This blog entry should have a preface: “The opinions promoted here do not reflect the current policies of the denomination.”
That’s because I’m reporting and commenting, as usual, on the conversations that center on the “Better Together” page… but in particular, I’m going to focus on a discussion that occurred over a couple of weeks in August, started by this question: “Will the Covenant ever create a “department of worship ministries? Does it even need anything like that?” which prompted a strong correspondence over the next week or so.
The original contributor went on later: “A Department of Christian Worship… ideally would oversee the development of worship leaders – both those currently called to churches and those who are looking to a future call. It would strengthen the entire denomination to have worship leaders trained in how to plan and lead worship, recruit and equip volunteers, gain exposure and expertise in diverse worship styles and languages, and to have an understanding of what the Covenant is all about – especially as it related to our worship life.”
There was some discussion about the name – someone suggested “Department of Christian Arts” and most people seemed sympathetic to the fact that worship is currently cared for by the Department of Christian Formation.
It would strengthen the entire denomination to have worship leaders trained in how to plan and lead worship, recruit and equip volunteers, gain exposure and expertise in diverse worship styles and languages, and to have an understanding of what the Covenant is all about – especially as it related to our worship life.
Among several other contributors, the Executive Minister of Christian Formation, Doreen Olson, wrote at length, including these comments: “Worship has found its spiritual home in Christian Formation for the past nine years. Supportive initiatives in the area of worship arts come primarily through the Commission on Worship. Prior to our working with it, the commission was focused exclusively on publishing our Covenant hymnals as well as the Covenant Book of Worship. About 7 years ago, we restructured and re-purposed the commission to a broader mission of support for ECC worship arts practitioners… While the commission itself is in a period of transition, there are some wonderful initiatives that have come from its work during the past few years. North Park’s degree in music and worship was created as a result of the commission’s request. And this lively Facebook-based conversation was created by Matt Nightingale, on behalf of the commission, as a way to connect and build community among you all. “

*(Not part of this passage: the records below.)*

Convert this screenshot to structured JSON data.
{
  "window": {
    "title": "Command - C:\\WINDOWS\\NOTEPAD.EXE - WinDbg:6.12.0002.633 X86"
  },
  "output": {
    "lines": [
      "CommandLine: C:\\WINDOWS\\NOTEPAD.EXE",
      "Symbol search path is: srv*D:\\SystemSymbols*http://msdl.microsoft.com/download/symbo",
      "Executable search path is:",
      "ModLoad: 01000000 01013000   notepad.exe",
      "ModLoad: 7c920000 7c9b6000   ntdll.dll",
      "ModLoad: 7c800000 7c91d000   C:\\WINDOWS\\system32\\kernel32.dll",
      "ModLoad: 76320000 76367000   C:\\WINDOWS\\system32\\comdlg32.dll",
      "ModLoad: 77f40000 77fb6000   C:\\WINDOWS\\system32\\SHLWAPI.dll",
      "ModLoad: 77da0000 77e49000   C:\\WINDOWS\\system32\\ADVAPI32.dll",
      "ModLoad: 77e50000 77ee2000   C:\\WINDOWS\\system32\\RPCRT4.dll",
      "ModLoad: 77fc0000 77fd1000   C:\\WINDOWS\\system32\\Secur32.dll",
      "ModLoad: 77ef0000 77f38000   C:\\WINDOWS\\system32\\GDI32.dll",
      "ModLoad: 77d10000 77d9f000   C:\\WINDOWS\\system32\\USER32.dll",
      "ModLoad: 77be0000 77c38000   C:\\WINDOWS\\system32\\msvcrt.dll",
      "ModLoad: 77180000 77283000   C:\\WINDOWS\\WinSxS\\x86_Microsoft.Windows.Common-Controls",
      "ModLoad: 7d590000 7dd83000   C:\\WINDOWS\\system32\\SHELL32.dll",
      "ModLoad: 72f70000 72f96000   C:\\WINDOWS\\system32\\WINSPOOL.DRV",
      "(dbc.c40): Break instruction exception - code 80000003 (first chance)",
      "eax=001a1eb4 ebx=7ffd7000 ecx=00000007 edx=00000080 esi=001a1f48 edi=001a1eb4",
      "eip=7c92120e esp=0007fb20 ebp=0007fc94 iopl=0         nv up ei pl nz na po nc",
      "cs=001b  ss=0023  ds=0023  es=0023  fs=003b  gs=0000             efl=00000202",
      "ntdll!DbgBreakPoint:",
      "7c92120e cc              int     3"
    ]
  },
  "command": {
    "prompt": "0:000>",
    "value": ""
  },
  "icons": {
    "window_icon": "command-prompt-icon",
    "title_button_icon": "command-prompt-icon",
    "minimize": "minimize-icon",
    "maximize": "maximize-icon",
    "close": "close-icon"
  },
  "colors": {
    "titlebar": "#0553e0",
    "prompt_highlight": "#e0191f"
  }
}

I agree; the kind of training and resourcing we’re currently offering is good, but we’re failing to meet the need. This denomination has a glorious history of music and art, which should be leading to newly published expressions of faith, new multi-cultural collaborations and worship leaders coming to our churches with greater theological insights and musical skills. Whether we train people centrally in the NPU/Seminary system – or regionally as part of a coordinated national strategy – we must raise our sights and our standards to the glory of God.